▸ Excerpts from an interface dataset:
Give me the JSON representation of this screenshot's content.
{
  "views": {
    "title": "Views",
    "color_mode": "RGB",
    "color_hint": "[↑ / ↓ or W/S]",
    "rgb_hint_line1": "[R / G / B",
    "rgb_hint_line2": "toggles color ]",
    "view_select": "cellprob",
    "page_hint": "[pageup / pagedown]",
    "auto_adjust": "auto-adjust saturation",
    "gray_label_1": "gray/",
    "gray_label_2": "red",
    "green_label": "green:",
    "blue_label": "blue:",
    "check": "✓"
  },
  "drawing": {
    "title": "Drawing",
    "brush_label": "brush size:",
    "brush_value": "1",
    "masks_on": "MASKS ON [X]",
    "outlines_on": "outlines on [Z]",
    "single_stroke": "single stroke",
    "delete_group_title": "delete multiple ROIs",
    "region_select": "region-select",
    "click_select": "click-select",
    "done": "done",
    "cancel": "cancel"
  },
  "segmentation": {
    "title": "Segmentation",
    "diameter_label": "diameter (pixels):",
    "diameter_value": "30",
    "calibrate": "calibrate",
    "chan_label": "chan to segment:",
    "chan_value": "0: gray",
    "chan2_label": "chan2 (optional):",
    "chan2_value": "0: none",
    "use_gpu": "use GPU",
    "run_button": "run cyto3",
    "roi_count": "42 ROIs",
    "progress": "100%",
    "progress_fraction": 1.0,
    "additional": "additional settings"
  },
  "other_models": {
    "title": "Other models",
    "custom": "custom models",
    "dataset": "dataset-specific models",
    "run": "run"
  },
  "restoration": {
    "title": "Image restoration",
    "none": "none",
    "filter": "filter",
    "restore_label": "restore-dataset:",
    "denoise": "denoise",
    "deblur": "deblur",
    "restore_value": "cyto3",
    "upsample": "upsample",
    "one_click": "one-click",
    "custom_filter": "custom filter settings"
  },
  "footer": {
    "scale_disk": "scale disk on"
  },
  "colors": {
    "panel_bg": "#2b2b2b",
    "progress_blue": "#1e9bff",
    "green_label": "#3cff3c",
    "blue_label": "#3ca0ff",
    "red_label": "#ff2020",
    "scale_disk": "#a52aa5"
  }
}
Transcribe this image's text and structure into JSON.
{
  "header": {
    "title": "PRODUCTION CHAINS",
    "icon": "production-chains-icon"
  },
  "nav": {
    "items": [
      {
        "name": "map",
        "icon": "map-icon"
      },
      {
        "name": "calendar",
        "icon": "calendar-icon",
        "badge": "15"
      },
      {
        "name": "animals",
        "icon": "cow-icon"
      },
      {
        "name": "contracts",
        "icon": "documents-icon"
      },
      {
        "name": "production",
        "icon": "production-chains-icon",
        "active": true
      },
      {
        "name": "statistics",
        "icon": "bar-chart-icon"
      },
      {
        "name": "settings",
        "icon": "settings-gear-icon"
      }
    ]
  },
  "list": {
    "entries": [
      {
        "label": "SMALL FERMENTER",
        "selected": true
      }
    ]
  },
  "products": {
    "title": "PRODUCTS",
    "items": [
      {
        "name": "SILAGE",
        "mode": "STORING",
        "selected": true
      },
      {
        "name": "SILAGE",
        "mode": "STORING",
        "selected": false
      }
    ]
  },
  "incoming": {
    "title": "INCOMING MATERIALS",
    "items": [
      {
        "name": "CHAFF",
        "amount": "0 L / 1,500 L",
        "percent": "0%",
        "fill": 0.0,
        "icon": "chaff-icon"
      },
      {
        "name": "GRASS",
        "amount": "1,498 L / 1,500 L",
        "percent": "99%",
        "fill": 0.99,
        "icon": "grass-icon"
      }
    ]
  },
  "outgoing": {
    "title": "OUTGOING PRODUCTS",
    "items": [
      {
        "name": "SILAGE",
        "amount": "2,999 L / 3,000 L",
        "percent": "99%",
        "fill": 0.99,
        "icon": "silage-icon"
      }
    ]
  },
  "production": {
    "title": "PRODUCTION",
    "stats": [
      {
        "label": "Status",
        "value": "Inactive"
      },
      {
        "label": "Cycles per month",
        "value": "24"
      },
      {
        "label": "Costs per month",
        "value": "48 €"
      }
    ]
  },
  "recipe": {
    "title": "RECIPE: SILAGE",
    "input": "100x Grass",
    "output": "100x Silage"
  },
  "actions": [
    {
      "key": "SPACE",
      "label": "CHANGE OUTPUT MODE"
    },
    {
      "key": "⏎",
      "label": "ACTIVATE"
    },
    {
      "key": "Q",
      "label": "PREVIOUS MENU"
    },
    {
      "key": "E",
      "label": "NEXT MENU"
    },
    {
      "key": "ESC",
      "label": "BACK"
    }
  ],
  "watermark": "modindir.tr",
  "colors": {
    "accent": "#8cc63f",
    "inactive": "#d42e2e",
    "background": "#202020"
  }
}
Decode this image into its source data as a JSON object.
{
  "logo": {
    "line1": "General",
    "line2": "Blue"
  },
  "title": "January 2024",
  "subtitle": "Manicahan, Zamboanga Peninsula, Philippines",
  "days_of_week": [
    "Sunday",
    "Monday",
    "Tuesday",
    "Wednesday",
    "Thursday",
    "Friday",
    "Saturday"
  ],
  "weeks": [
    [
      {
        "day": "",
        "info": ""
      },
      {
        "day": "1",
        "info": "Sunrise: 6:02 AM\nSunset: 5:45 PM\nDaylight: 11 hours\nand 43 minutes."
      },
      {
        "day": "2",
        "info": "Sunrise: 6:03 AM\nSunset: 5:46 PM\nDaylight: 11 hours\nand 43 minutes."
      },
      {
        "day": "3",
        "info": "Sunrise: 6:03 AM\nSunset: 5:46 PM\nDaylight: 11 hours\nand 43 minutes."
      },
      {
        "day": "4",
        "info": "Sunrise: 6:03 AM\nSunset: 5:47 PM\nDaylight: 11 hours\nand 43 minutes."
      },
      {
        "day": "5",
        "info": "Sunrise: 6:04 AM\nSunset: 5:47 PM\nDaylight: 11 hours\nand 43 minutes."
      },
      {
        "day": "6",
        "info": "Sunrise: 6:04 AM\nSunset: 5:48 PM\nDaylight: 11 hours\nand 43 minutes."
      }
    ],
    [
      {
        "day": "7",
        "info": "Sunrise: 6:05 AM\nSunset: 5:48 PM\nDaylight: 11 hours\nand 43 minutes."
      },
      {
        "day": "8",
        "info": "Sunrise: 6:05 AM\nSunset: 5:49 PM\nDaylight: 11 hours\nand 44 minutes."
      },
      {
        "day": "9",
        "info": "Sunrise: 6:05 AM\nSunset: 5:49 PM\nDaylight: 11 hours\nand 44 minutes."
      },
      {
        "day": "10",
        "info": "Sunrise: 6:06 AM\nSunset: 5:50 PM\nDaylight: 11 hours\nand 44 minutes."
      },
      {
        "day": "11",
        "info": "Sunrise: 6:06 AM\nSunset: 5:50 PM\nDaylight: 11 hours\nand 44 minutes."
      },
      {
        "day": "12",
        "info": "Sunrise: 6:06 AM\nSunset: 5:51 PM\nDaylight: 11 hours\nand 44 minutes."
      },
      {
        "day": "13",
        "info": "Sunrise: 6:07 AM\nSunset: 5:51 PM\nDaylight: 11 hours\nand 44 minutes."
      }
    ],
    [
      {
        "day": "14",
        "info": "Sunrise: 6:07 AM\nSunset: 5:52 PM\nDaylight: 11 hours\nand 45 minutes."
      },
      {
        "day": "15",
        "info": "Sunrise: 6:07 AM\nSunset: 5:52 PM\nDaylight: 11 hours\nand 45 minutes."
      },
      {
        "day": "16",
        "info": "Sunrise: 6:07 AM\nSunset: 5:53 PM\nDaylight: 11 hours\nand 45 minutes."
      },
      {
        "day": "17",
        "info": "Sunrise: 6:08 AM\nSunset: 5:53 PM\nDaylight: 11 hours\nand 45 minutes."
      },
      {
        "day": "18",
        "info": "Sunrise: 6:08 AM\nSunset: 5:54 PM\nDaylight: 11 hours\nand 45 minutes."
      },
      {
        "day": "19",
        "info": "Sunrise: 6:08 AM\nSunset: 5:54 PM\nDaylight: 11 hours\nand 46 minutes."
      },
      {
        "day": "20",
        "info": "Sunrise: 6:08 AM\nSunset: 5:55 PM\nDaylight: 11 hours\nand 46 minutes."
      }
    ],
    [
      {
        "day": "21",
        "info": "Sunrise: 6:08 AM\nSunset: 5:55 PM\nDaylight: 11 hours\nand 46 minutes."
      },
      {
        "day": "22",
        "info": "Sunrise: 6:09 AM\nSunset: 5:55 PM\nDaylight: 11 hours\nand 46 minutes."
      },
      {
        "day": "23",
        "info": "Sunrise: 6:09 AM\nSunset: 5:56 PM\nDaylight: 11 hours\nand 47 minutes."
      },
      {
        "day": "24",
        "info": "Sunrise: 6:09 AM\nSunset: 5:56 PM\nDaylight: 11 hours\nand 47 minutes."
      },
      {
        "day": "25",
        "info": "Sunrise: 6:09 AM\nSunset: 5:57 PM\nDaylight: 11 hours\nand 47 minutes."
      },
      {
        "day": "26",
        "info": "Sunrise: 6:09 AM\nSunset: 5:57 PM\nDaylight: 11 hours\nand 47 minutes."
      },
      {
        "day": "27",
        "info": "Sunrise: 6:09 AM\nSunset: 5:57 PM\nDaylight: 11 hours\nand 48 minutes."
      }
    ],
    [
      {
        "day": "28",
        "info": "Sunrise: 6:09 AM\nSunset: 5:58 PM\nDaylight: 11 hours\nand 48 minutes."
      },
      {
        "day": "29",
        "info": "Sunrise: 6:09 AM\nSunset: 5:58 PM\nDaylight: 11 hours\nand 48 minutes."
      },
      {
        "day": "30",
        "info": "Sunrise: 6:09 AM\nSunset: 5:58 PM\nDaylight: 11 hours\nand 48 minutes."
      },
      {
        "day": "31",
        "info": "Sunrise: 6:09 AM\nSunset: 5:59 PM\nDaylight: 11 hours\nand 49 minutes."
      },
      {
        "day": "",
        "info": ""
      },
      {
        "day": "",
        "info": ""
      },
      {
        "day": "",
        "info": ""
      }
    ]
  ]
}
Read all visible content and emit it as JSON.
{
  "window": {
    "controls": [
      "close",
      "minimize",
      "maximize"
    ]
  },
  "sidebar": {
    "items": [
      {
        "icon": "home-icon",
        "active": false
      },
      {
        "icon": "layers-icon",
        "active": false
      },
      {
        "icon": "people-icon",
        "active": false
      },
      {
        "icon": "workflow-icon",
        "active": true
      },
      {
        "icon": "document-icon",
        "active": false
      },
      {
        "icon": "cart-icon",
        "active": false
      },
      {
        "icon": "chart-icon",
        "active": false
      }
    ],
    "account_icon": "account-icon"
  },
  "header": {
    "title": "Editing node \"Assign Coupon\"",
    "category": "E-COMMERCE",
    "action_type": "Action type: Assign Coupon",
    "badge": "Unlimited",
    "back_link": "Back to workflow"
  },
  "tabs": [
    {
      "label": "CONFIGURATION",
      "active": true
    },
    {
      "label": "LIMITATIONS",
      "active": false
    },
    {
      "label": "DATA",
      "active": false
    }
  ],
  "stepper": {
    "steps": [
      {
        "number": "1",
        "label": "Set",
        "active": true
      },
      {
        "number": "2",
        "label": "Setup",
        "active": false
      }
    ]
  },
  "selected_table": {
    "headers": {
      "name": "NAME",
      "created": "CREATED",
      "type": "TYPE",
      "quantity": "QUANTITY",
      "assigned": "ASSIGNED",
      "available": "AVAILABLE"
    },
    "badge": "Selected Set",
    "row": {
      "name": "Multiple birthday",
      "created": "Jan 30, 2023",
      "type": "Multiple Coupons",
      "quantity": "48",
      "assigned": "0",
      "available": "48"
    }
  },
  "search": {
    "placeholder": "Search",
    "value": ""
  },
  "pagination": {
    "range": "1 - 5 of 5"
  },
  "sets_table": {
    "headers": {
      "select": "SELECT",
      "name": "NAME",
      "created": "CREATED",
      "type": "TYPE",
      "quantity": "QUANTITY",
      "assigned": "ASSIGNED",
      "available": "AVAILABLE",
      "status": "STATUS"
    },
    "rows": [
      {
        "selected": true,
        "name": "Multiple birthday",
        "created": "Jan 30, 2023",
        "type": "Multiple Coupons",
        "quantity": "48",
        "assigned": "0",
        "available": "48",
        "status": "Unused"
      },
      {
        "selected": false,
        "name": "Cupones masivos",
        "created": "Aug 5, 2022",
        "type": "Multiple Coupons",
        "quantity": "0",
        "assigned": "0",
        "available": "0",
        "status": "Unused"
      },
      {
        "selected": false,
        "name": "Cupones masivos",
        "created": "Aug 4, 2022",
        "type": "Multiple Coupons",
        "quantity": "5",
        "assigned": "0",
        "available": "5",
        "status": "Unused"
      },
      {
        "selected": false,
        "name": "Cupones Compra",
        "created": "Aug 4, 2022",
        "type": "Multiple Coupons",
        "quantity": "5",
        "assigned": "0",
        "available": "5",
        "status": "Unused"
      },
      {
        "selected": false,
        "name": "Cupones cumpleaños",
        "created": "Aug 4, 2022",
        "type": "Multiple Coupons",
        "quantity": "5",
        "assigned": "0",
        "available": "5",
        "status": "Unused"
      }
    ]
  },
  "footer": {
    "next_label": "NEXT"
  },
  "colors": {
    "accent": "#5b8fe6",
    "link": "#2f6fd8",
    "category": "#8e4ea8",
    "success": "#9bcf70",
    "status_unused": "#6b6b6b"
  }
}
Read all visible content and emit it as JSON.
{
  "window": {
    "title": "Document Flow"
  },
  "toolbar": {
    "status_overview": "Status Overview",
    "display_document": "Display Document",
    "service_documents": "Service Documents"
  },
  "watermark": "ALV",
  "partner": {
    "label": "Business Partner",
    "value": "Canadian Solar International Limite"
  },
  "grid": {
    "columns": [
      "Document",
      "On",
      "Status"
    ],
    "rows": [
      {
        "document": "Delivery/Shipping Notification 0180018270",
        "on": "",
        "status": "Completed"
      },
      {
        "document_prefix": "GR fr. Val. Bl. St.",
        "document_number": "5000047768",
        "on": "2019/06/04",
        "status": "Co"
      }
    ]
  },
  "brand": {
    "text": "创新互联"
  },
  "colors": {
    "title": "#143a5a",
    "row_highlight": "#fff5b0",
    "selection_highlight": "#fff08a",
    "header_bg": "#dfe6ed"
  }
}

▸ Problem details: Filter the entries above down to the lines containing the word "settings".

▸ Exercise answer:
    "additional": "additional settings"
    "custom_filter": "custom filter settings"
        "name": "settings",
        "icon": "settings-gear-icon"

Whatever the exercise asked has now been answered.